The next time you shop or eat downtown, you could find yourself on Nowell’s Way.
The Columbia City Council has taken the first steps to name five public alleys downtown. This is a part of a larger effort to clean up the alleys for public and commercial use.
“The idea is that we have these alleys, and they’re used for more than just services, so let’s give them names,” said Carrie Gartner, Special Business District director. “We wanted to clean them up so people could use them as pedestrian walkways and give businesses and apartments a back door.”
Once the alleys have names, she said, rear-building entrances to businesses and apartments can be given addresses to facilitate deliveries. Some alley entrances may even be used as storefronts.
Alley naming will also aid emergency services, said Battalion Chief Steven Sapp of the Columbia Fire Department.
“The most important thing for emergency responders is an address,” he said. “We cannot currently provide an address to an unnamed street or alley.”
The process began in 2004, when the Special Business District Board of Directors approached the Historic Preservation Commission to generate names for the alleyways.
“Part of choosing names was that we didn’t want any names that had a negative connotation in terms of history,” said Brian Pape, the chairman of the preservation commission. “We wanted names that reflected positive things.”
Sharp End Way became the tentative name for the alley between Walnut Stret and Broadway because the area was formerly home to a successful African-American business community called Sharp End, Pape said. Nowell’s Way and McQuitty Way were also chosen to commemorate stores and business owners significant in the history of those areas.
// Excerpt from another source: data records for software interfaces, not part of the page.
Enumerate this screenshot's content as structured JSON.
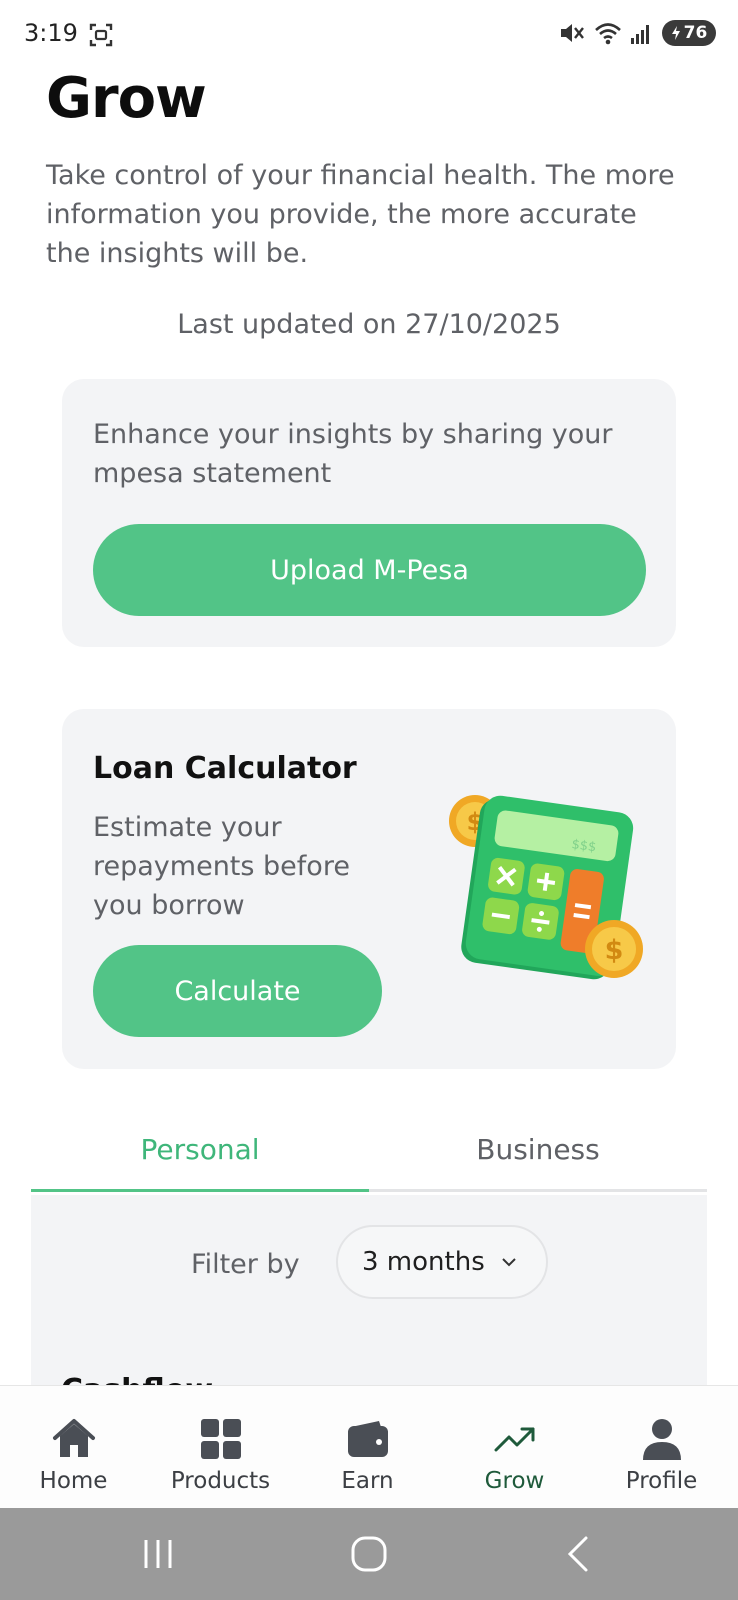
{
  "status_bar": {
    "time": "3:19",
    "battery": "76",
    "icons": [
      "screenshot-icon",
      "mute-icon",
      "wifi-icon",
      "signal-icon",
      "battery-icon"
    ]
  },
  "header": {
    "title": "Grow",
    "description": "Take control of your financial health. The more information you provide, the more accurate the insights will be."
  },
  "last_updated": "Last updated on 27/10/2025",
  "mpesa_card": {
    "text": "Enhance your insights by sharing your mpesa statement",
    "button_label": "Upload M-Pesa"
  },
  "loan_card": {
    "title": "Loan Calculator",
    "description": "Estimate your repayments before you borrow",
    "button_label": "Calculate",
    "illustration_text": "$$$"
  },
  "tabs": [
    {
      "label": "Personal",
      "active": true
    },
    {
      "label": "Business",
      "active": false
    }
  ],
  "filter": {
    "label": "Filter by",
    "selected": "3 months"
  },
  "section_peek": "Cashflow",
  "bottom_nav": [
    {
      "label": "Home",
      "icon": "home-icon",
      "active": false
    },
    {
      "label": "Products",
      "icon": "grid-icon",
      "active": false
    },
    {
      "label": "Earn",
      "icon": "wallet-icon",
      "active": false
    },
    {
      "label": "Grow",
      "icon": "trending-up-icon",
      "active": true
    },
    {
      "label": "Profile",
      "icon": "user-icon",
      "active": false
    }
  ],
  "colors": {
    "accent": "#52c487",
    "active_tab": "#3fb67a",
    "card_bg": "#f3f4f6",
    "active_nav": "#1f5a3b",
    "system_nav_bg": "#9a9a9a"
  }
}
Some downtown business owners, such as Cool Stuff owner Arnie Fagan, are pleased with the naming proposal because of what it will do for businesses.
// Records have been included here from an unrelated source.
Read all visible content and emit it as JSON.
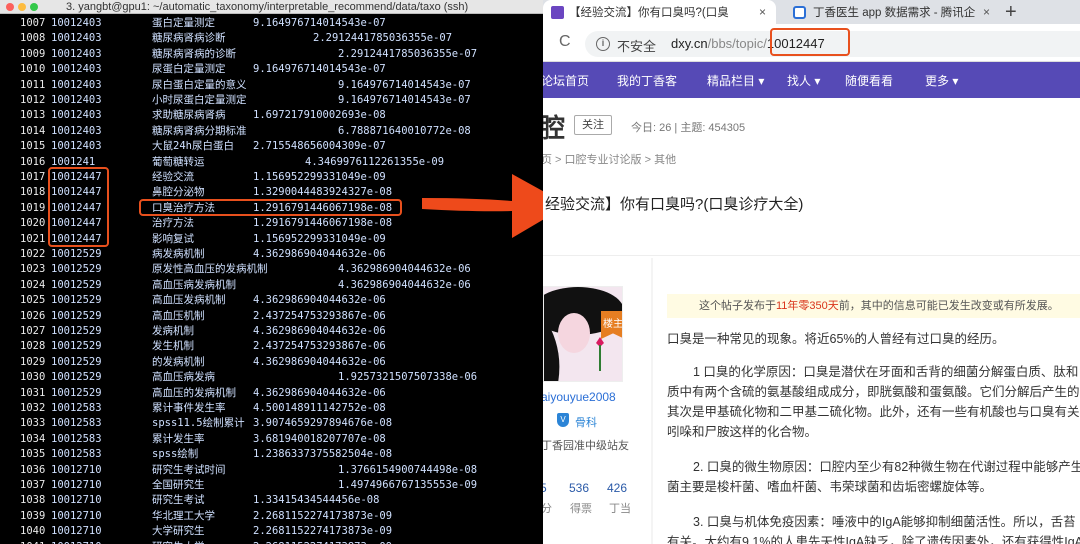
{
  "terminal": {
    "window_title": "3. yangbt@gpu1: ~/automatic_taxonomy/interpretable_recommend/data/taxo (ssh)",
    "rows": [
      {
        "n": "1007",
        "id": "10012403",
        "term": "蛋白定量测定",
        "score": "9.164976714014543e-07"
      },
      {
        "n": "1008",
        "id": "10012403",
        "term": "糖尿病肾病诊断",
        "score": "2.2912441785036355e-07"
      },
      {
        "n": "1009",
        "id": "10012403",
        "term": "糖尿病肾病的诊断",
        "score": "2.2912441785036355e-07"
      },
      {
        "n": "1010",
        "id": "10012403",
        "term": "尿蛋白定量测定",
        "score": "9.164976714014543e-07"
      },
      {
        "n": "1011",
        "id": "10012403",
        "term": "尿白蛋白定量的意义",
        "score": "9.164976714014543e-07"
      },
      {
        "n": "1012",
        "id": "10012403",
        "term": "小时尿蛋白定量测定",
        "score": "9.164976714014543e-07"
      },
      {
        "n": "1013",
        "id": "10012403",
        "term": "求助糖尿病肾病",
        "score": "1.697217910002693e-08"
      },
      {
        "n": "1014",
        "id": "10012403",
        "term": "糖尿病肾病分期标准",
        "score": "6.788871640010772e-08"
      },
      {
        "n": "1015",
        "id": "10012403",
        "term": "大鼠24h尿白蛋白",
        "score": "2.715548656004309e-07"
      },
      {
        "n": "1016",
        "id": "1001241",
        "term": "葡萄糖转运",
        "score": "4.3469976112261355e-09"
      },
      {
        "n": "1017",
        "id": "10012447",
        "term": "经验交流",
        "score": "1.156952299331049e-09"
      },
      {
        "n": "1018",
        "id": "10012447",
        "term": "鼻腔分泌物",
        "score": "1.3290044483924327e-08"
      },
      {
        "n": "1019",
        "id": "10012447",
        "term": "口臭治疗方法",
        "score": "1.2916791446067198e-08"
      },
      {
        "n": "1020",
        "id": "10012447",
        "term": "治疗方法",
        "score": "1.2916791446067198e-08"
      },
      {
        "n": "1021",
        "id": "10012447",
        "term": "影响复试",
        "score": "1.156952299331049e-09"
      },
      {
        "n": "1022",
        "id": "10012529",
        "term": "病发病机制",
        "score": "4.362986904044632e-06"
      },
      {
        "n": "1023",
        "id": "10012529",
        "term": "原发性高血压的发病机制",
        "score": "4.362986904044632e-06"
      },
      {
        "n": "1024",
        "id": "10012529",
        "term": "高血压病发病机制",
        "score": "4.362986904044632e-06"
      },
      {
        "n": "1025",
        "id": "10012529",
        "term": "高血压发病机制",
        "score": "4.362986904044632e-06"
      },
      {
        "n": "1026",
        "id": "10012529",
        "term": "高血压机制",
        "score": "2.437254753293867e-06"
      },
      {
        "n": "1027",
        "id": "10012529",
        "term": "发病机制",
        "score": "4.362986904044632e-06"
      },
      {
        "n": "1028",
        "id": "10012529",
        "term": "发生机制",
        "score": "2.437254753293867e-06"
      },
      {
        "n": "1029",
        "id": "10012529",
        "term": "的发病机制",
        "score": "4.362986904044632e-06"
      },
      {
        "n": "1030",
        "id": "10012529",
        "term": "高血压病发病",
        "score": "1.9257321507507338e-06"
      },
      {
        "n": "1031",
        "id": "10012529",
        "term": "高血压的发病机制",
        "score": "4.362986904044632e-06"
      },
      {
        "n": "1032",
        "id": "10012583",
        "term": "累计事件发生率",
        "score": "4.500148911142752e-08"
      },
      {
        "n": "1033",
        "id": "10012583",
        "term": "spss11.5绘制累计",
        "score": "3.9074659297894676e-08"
      },
      {
        "n": "1034",
        "id": "10012583",
        "term": "累计发生率",
        "score": "3.681940018207707e-08"
      },
      {
        "n": "1035",
        "id": "10012583",
        "term": "spss绘制",
        "score": "1.2386337375582504e-08"
      },
      {
        "n": "1036",
        "id": "10012710",
        "term": "研究生考试时间",
        "score": "1.3766154900744498e-08"
      },
      {
        "n": "1037",
        "id": "10012710",
        "term": "全国研究生",
        "score": "1.4974966767135553e-09"
      },
      {
        "n": "1038",
        "id": "10012710",
        "term": "研究生考试",
        "score": "1.33415434544456e-08"
      },
      {
        "n": "1039",
        "id": "10012710",
        "term": "华北理工大学",
        "score": "2.2681152274173873e-09"
      },
      {
        "n": "1040",
        "id": "10012710",
        "term": "大学研究生",
        "score": "2.2681152274173873e-09"
      },
      {
        "n": "1041",
        "id": "10012710",
        "term": "研究生大学",
        "score": "2.2681152274173873e-09"
      }
    ]
  },
  "browser": {
    "tabs": [
      {
        "label": "【经验交流】你有口臭吗?(口臭",
        "close": "×"
      },
      {
        "label": "丁香医生 app 数据需求 - 腾讯企",
        "close": "×"
      }
    ],
    "new_tab": "+",
    "reload": "C",
    "address": {
      "info": "i",
      "security": "不安全",
      "domain": "dxy.cn",
      "path": "/bbs/topic/",
      "id": "10012447"
    },
    "nav": [
      "论坛首页",
      "我的丁香客",
      "精品栏目 ▾",
      "找人 ▾",
      "随便看看",
      "更多 ▾"
    ],
    "forum": {
      "name": "腔",
      "follow": "关注",
      "stats": "今日: 26  |  主题: 454305",
      "breadcrumb": "页 > 口腔专业讨论版 > 其他"
    },
    "thread_title": "经验交流】你有口臭吗?(口臭诊疗大全)",
    "author": {
      "badge": "楼主",
      "username": "aiyouyue2008",
      "v": "V",
      "dept": "骨科",
      "level": "丁香园准中级站友",
      "stats": [
        {
          "value": "5",
          "label": "分"
        },
        {
          "value": "536",
          "label": "得票"
        },
        {
          "value": "426",
          "label": "丁当"
        }
      ]
    },
    "post": {
      "notice_prefix": "这个帖子发布于",
      "notice_age": "11年零350天",
      "notice_suffix": "前，其中的信息可能已发生改变或有所发展。",
      "paragraphs": [
        "口臭是一种常见的现象。将近65%的人曾经有过口臭的经历。",
        "1 口臭的化学原因：口臭是潜伏在牙面和舌背的细菌分解蛋白质、肽和",
        "质中有两个含硫的氨基酸组成成分，即胱氨酸和蛋氨酸。它们分解后产生的",
        "其次是甲基硫化物和二甲基二硫化物。此外，还有一些有机酸也与口臭有关",
        "吲哚和尸胺这样的化合物。",
        "2. 口臭的微生物原因：口腔内至少有82种微生物在代谢过程中能够产生",
        "菌主要是梭杆菌、嗜血杆菌、韦荣球菌和齿垢密螺旋体等。",
        "3. 口臭与机体免疫因素：唾液中的IgA能够抑制细菌活性。所以，舌苔",
        "有关。大约有9.1%的人患先天性IgA缺乏，除了遗传因素外，还有获得性IgA"
      ]
    }
  },
  "colors": {
    "highlight": "#e8501d",
    "nav": "#564ab6",
    "link": "#2b6fd6"
  }
}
Fagan said that Cool Stuff’s staff members currently don’t use the alleyway often, but they want to make improvements so they can.
“The first key thing is to name the alleys,” he said. “One of the keys for business success is being easily identifiable.”
Gartner also stressed how naming the alleyways would help businesses. The alley behind Cool Stuff hosts the wheelchair entrance for basement properties such as the Peace Nook and Uprise Bakery, as well as apartment entrances. Giving it a name would make identification easier for them all, she said.
John Ott, a downtown building owner, is counting on alley names to help the development of new businesses.
"My buildings along Broadway are relatively deep, and the best way to utilize their potential is to put storefronts along the alley," Ott said. "Some retailers can't use the whole depth of a building or afford all the space along the street, so this could allow new retailers to have space downtown."
Still, downtown stakeholders say the alleys need more than names to become wholly functional. The city has replaced some trash bins downtown with trash compactors, making alleys cleaner and more accessible for cars. More trash bins are to be replaced soon, Gartner said.
Fagan said he likes the compactors, but the one behind his building is frequently overflowing and reeking.
"It should be really easy to throw out your trash," he said. "It shouldn't be that disgusting. It's a health issue."
Gartner said that she only gets occasional complaints from business owners about compactors. Gerry Worley, environmental health manager of the Columbia/Boone County Health Department, said part of the compactor problem is that restaurant employees are not using the compactors correctly, for instance, by failing to compact the trash.
Ott said he would also like to see the alleys repaved and the electrical wires over them buried. Fagan echoed that sentiment.
"Naming them is great, but if we don't take care of the graffiti, if we don't take care of trash compactors and utilities ... you won't be able to have business back there," Fagan said.